Conclusion
In the end, Ukrainian Greco-Catholics know that the Ukrainian people and their Churches have long been treated as pawns in international relations. We have survived both czarist and Soviet persecution of the bloodiest sort. We have been reviled by many Orthodox as traitors to Orthodoxy because we are Catholics and by quite a few Roman Catholics as not quite Catholic enough because we retain our Orthodox liturgy, theology, spirituality, and governance. A few ambiguous or even unfortunate paragraphs in the Joint Declaration of Pope Francis and Patriarch Kirill will have little effect on the inner vitality of this Church, which comes from a deep inner calling to bring the Orthodox and Catholic worlds back into communion with each other. That is why I am particularly inspired by the fifth paragraph of the Joint Declaration.

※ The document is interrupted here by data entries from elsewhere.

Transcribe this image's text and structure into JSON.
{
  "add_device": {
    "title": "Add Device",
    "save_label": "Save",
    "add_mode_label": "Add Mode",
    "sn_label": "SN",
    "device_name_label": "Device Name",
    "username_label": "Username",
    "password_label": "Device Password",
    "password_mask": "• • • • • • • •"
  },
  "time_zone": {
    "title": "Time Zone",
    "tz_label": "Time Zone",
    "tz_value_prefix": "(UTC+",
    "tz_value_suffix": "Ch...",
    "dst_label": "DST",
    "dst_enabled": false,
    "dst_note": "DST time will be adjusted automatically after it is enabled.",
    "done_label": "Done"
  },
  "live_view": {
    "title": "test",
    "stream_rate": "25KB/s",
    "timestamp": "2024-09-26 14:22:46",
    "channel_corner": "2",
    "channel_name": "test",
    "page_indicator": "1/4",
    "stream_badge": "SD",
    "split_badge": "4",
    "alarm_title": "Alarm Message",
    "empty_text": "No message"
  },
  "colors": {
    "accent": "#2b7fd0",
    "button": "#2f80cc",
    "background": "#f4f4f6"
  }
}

5. Notwithstanding this shared Tradition of the first ten centuries, for nearly one thousand years Catholics and Orthodox have been deprived of communion in the Eucharist. We have been divided by wounds caused by old and recent conflicts, by differences inherited from our ancestors, in the understanding and expression of our faith in God, one in three Persons—Father, Son, and Holy Spirit. We are pained by the loss of unity, the outcome of human weakness and of sin, which has occurred despite the priestly prayer of Christ the Saviour: “So that they may all be one, as you, Father, are in me and I in you . . . so that they may be one, as we are one” (Jn 17:21).
The Ukrainian Greco-Catholic Church has felt the pain of loss of communion more than most. My most sincere hope is that with the revival of the Kyivan Church Study Group that functioned so well in the 1990’s, we might continue to search out how it would be possible for the Ukrainian Greco-Catholic Church to re-establish full and visible communion with her Mother Church in Constantinople and Orthodoxy worldwide, without losing the full and visible communion she now enjoys with Rome and the worldwide Catholic Church. Among the 33 Articles of the Union of Brest, we find the following in Article 13:
“And if in time the Lord shall grant that the rest of the brethren of our people and of the Greek Religion shall come to this same holy unity, it shall not be held against us or begrudged to us that we have preceded them in this unity.”
In fact, it has almost always been held against us. But that has not stopped us in the past and it will never stop us in the future. We feel called to this unity by the Lord Himself.
Fr. Andriy Chirovsky is the founder and director of the Metropolitan Andrey Sheptytsky Institute of Eastern Christian Studies at Saint Paul University in Ottawa, where he holds the Peter and Doris Kule Chair of Eastern Christian Theology and Spirituality. He is the author of many studies on the Eastern Churches and the editor-in-chief of Logos: A Journal of Eastern Christian Studies.

Read the article on line at First Things, here: Called to Unity | Andriy Chirovsky | First Things